However, public policy must address the debt burden this and other government responses will leave Australian taxpayers with. Going into the crisis, gross federal government debt was already $575 billion, costing $16 billion each year in interest alone. We have estimated that over the next two to three years, federal debt will balloon to $1 trillion and interest payments will nearly double to about $30 billion annually. If Australia loses its AAA credit rating or if interest rates rise, these interest costs will become even higher.
All this new spending and debt will have to be paid for somehow. It took the current government seven years to restore the budget to a modest surplus and begin to pay off debt that has built up since the Howard years. The government must look to cut costs where possible to service this debt; taxpayers can no longer afford the annual $5.7 billion public sector wage premium, the virtue signalling of the $10 billion Clean Energy Finance Corporation, or the ABC’s $522 million property portfolio, as Daniel Wild highlighted in a recent article in The Australian.
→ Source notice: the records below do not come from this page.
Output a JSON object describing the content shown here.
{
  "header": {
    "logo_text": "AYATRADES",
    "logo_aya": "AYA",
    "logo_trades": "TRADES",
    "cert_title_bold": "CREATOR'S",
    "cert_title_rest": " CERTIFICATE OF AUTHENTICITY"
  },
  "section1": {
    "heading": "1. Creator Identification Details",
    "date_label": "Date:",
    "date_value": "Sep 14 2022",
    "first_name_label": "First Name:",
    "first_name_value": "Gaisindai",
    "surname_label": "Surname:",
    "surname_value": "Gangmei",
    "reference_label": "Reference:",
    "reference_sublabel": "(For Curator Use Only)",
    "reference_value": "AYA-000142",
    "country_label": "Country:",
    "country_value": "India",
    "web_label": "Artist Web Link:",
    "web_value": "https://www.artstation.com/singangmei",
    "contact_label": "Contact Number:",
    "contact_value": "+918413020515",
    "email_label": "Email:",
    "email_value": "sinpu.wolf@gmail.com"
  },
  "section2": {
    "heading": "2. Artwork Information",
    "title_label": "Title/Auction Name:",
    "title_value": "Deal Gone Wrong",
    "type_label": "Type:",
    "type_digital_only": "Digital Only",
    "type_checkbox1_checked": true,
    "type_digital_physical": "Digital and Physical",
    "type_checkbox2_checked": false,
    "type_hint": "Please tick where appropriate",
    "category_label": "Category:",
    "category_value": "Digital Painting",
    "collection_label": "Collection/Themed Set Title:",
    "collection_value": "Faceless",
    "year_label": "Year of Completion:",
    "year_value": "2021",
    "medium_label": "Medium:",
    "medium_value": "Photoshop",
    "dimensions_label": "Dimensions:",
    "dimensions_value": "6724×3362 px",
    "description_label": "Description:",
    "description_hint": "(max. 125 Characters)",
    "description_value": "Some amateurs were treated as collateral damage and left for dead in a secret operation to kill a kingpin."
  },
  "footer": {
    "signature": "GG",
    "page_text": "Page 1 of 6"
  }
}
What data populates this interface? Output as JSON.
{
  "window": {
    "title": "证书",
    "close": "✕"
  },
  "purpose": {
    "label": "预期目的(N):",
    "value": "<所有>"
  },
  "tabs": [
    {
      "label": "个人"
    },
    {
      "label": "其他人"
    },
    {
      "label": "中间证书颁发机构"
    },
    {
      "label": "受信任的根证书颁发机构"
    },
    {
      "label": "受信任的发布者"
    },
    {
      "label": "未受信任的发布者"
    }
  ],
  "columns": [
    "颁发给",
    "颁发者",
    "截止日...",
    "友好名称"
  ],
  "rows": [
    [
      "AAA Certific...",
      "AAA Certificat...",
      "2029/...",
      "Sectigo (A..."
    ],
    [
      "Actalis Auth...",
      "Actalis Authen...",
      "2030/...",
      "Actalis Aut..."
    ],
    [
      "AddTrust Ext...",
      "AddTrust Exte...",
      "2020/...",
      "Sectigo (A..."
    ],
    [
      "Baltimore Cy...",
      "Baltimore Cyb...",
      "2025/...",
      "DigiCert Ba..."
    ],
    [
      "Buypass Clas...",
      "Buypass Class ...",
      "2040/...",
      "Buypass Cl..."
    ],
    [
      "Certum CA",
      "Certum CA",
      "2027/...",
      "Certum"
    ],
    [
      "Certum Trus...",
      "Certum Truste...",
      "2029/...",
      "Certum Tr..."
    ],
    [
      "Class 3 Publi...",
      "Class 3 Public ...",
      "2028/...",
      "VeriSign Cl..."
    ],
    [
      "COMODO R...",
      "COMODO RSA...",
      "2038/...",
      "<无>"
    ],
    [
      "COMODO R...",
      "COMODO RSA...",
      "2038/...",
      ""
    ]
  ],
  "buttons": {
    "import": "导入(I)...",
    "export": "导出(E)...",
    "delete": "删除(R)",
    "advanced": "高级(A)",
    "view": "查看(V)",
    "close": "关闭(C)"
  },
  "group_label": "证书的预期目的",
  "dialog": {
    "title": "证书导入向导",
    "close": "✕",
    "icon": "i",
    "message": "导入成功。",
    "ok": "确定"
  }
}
The recovery from this crisis will be long and sluggish, and made more difficult given the fact that the economy was structurally unsound prior to the shutdown. Investment is low, taxes are high, and red tape continues to hamstring individuals and businesses.
New private sector business investment is just 10.9 per cent of GDP, a low not seen since the last recession and well below the average of 13.7 per cent during the economically-hostile Whitlam years. Australia has the equal second highest corporate tax rate in the OECD at 30 per cent, well above the average of 23 per cent. And the IPA has calculated that there has been an 80 per cent increase in regulation since 2005 at the federal level with some 356,198 individual regulations currently in force.
It will take decades to recover from the COVID-19 crisis and pay off the extraordinary levels of debt incurred in an effort to “hibernate” the economy. The plan for recovery must include a reform agenda to make Australia a more resilient, competitive, and prosperous nation.
One of the most important public policy initiatives in facilitating economic recovery will be for governments at the Commonwealth and state levels to cut red tape. As you will have read in last week’s edition of the IPA’s Hey… What did I miss? email, cutting red tape has always been a focus of the IPA’s research going back to 1943 when the IPA was founded. Over the years, though, the impetus for red tape reduction changed and is today focussed primary on jobs. This change in priority is captured in the re-framing of the IPA’s red tape reduction program to be Cut Red Tape for Australia’s Jobs.
Absolutely everything that governments do over the coming months and years must be directed toward getting as many Australians into a job as possible.
IPA research calculated that each year red tape costs $176 billion in forgone economic output, which is approximately 10 per cent of GDP. This makes red tape Australia’s biggest industry. This estimate is more than an empirical abstraction. It captures all of the businesses which are never started, the jobs never created, and the dreams which remain unfulfilled because of red tape.
Cutting red tape, along with reducing corporate, personal income, and payroll taxes, and reducing the size of the public service will be necessary to secure a prosperous and more free nation for the next generation of Australians.
Thank you for your support.